Rondo is realistic about the Celtics. The days of the “New Big Three” are now distant memories and the team is years removed from being dominant title contenders. Yet, the ultra-competitive point guard is seeing a silver lining to the Celtics’ new phase. He expressed his trust in Ainge, noting how he transformed a 24-win team to a winner in a matter of months.

“I’m pretty smart,” Rondo said. “I know this isn’t a championship team, but we’re going to out there every night and fight hard. I think if we continue to do the little things and believe in each other and believe in Brad Stevens, we’ll surprise a lot of people.”

The Celtics don’t have the enticement of immediate contention to lure Rondo should he hit free agency, but he has his own personal affinity for playing in Boston.

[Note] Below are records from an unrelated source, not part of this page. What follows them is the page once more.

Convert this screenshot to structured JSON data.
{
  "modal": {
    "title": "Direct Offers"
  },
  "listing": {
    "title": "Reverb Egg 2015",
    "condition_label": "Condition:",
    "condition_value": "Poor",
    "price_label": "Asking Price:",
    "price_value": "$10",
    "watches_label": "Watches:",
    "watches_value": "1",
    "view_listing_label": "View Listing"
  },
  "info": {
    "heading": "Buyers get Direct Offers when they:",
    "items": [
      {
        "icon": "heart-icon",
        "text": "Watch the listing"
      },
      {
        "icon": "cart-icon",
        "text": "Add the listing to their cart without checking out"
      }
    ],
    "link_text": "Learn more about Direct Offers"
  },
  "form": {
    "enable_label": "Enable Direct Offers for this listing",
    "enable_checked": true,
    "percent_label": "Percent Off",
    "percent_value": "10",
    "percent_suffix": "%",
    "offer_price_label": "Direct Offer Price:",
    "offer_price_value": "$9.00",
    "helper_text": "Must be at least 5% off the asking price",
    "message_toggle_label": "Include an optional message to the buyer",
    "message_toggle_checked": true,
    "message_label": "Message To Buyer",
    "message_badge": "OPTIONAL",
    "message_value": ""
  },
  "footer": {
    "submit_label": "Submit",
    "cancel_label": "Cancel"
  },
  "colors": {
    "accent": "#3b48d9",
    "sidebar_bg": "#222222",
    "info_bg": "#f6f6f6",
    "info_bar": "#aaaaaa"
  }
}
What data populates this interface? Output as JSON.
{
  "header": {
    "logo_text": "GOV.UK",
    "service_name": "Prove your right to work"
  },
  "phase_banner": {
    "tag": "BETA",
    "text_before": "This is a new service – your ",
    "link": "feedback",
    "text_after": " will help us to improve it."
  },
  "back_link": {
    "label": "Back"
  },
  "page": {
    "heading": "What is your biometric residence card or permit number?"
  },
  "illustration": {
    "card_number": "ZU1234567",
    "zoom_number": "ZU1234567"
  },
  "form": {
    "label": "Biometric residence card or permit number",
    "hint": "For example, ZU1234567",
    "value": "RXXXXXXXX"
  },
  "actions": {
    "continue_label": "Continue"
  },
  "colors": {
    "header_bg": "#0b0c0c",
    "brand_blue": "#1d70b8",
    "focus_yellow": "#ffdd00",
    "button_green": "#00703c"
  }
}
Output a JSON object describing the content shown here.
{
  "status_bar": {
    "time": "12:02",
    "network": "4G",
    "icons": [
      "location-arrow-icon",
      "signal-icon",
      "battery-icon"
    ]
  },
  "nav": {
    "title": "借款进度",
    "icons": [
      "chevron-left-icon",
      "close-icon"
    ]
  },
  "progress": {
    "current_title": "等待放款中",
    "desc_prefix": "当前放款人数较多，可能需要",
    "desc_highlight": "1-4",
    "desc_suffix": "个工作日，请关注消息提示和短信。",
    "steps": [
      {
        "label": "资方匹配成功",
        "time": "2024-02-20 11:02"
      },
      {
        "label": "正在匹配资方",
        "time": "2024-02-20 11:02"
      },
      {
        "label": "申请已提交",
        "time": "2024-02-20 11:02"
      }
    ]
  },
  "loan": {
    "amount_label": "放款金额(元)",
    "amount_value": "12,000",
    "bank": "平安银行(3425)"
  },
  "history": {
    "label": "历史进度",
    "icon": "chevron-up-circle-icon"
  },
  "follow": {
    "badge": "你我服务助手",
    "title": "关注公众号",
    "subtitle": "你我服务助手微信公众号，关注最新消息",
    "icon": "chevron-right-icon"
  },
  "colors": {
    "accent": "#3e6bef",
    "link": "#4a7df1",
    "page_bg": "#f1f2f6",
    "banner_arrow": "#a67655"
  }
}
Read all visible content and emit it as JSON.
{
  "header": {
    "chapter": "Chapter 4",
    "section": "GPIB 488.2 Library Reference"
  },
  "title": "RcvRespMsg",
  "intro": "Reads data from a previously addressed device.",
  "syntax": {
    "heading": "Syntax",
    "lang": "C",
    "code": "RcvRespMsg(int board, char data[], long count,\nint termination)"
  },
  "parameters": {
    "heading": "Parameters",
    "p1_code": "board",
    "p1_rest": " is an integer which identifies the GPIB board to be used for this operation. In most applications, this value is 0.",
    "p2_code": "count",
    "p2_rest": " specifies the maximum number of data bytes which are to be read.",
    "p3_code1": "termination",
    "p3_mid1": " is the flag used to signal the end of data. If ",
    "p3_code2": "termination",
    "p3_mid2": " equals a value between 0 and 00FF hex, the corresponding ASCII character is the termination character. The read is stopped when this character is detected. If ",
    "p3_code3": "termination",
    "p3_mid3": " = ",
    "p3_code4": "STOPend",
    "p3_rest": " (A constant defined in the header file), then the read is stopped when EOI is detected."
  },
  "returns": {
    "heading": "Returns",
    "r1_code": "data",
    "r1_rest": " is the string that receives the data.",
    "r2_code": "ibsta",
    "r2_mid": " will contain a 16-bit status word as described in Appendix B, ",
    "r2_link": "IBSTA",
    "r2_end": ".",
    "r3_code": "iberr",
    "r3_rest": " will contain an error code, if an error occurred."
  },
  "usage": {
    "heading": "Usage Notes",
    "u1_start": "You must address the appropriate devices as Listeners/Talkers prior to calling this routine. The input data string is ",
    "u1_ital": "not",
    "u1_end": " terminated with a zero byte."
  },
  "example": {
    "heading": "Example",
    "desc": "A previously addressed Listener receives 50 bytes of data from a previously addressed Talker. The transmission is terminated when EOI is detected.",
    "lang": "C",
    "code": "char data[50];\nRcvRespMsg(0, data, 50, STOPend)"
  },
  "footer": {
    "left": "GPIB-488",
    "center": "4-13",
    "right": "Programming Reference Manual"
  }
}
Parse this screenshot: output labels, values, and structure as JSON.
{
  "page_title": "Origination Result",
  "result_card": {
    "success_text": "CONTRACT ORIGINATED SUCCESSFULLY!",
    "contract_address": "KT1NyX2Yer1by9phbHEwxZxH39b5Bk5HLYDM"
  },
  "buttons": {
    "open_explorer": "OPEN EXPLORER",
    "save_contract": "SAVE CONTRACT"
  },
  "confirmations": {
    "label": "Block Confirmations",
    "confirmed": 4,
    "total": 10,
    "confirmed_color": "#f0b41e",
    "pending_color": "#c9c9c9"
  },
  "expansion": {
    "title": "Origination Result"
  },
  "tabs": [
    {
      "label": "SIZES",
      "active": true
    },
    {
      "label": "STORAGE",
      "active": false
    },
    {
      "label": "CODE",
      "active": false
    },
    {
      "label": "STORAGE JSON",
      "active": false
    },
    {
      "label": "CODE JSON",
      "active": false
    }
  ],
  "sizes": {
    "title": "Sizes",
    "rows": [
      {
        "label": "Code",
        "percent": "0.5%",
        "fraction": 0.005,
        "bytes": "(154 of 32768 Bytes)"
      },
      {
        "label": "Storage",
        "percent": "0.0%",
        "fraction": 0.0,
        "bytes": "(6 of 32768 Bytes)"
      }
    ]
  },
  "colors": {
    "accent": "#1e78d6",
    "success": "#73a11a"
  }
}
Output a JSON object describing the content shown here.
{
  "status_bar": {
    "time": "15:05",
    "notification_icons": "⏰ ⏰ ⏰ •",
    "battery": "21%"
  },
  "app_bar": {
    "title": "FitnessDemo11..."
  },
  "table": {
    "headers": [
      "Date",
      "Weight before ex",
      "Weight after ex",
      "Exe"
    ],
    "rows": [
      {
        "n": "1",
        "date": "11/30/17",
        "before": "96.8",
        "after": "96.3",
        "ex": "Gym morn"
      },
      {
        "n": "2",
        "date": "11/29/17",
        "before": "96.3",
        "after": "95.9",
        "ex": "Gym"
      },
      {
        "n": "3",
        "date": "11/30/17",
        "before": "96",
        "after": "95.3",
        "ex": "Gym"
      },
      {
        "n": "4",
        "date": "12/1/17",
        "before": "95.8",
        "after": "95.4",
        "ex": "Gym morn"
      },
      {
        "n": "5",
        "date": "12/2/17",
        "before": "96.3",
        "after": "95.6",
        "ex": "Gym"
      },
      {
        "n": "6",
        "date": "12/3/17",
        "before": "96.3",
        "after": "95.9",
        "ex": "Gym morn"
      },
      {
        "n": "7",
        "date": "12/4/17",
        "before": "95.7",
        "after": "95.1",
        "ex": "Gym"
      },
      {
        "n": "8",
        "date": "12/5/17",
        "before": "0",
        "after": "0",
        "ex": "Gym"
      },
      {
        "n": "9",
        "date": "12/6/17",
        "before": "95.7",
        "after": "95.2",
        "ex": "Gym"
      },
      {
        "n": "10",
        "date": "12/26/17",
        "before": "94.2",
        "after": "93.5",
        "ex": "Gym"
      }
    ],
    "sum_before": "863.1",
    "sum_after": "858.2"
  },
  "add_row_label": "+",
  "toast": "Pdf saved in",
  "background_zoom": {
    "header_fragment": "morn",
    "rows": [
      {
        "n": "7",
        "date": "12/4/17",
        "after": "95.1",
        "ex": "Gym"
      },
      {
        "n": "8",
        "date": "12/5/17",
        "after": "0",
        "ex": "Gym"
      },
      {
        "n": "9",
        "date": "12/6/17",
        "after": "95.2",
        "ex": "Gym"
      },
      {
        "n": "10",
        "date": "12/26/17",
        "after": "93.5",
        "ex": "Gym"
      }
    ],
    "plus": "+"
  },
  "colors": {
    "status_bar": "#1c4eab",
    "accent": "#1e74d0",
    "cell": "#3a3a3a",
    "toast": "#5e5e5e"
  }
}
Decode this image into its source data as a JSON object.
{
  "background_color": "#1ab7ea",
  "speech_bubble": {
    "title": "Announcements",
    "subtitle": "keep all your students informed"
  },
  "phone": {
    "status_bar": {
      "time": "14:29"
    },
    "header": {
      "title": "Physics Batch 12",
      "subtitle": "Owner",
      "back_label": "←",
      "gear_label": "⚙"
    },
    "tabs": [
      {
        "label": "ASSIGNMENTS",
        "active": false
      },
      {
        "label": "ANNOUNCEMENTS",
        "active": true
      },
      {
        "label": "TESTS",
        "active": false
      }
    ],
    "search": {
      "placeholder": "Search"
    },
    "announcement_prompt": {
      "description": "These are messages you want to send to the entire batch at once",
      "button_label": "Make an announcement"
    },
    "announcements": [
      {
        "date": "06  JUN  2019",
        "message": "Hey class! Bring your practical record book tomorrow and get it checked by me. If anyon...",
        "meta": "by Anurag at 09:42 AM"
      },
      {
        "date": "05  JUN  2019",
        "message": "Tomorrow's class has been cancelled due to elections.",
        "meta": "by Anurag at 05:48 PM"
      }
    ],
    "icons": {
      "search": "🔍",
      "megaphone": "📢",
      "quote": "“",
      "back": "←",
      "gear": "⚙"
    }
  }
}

“The fans, the people here make me want to stay,” Rondo said. “The organization has been great. I can’t say enough about Danny and (co-owner) Wyc (Grousbeck). But when I walk down the street, the fans are embracing from day one. Even when we won a championship, people don’t just appreciate us winning. It’s more of a ‘thank you,’ it’s a love for the game. These people here know the game. You can’t fool them. They know when you’re BS-ing them around and you’re not playing as hard as you can. The love I get is kind of overwhelming here in Boston. Why wouldn’t I want to stay here?”

The decision isn’t just if Rondo wants to stay in Boston; the Celtics will have to decide if they want to keep him there. There is no question Rondo is one of the best at his position, but if the team finds they are able to carry the load with less costly players there may not be as much urgency to offer Rondo his desired contract. The development of rookie Marcus Smart, who should receive increased minutes during Rondo’s injury, could factor into that assessment.

The Celtics will, as they should, explore offers from suitors in the coming months. Ainge is not hesitant to make major moves during the season (think back to the Kendrick Perkins trade in 2011) or trade faces of the franchise (Paul Pierce and Kevin Garnett last summer). If the Celtics believe Rondo may not re-sign, the focus would shift from how to retain him to how to receive the maximum in return.

Both sides understand the nature of the business. But unless a move is made, they are putting trade talks out of mind to focus on winning this season.

“I’m fine with the rumors,” said Rondo. “They’ve been something my entire career. Maybe something I negotiate (is a) no-trade clause or something like that to keep my name out the trade rumors. But it’s just part of it. No big deal.”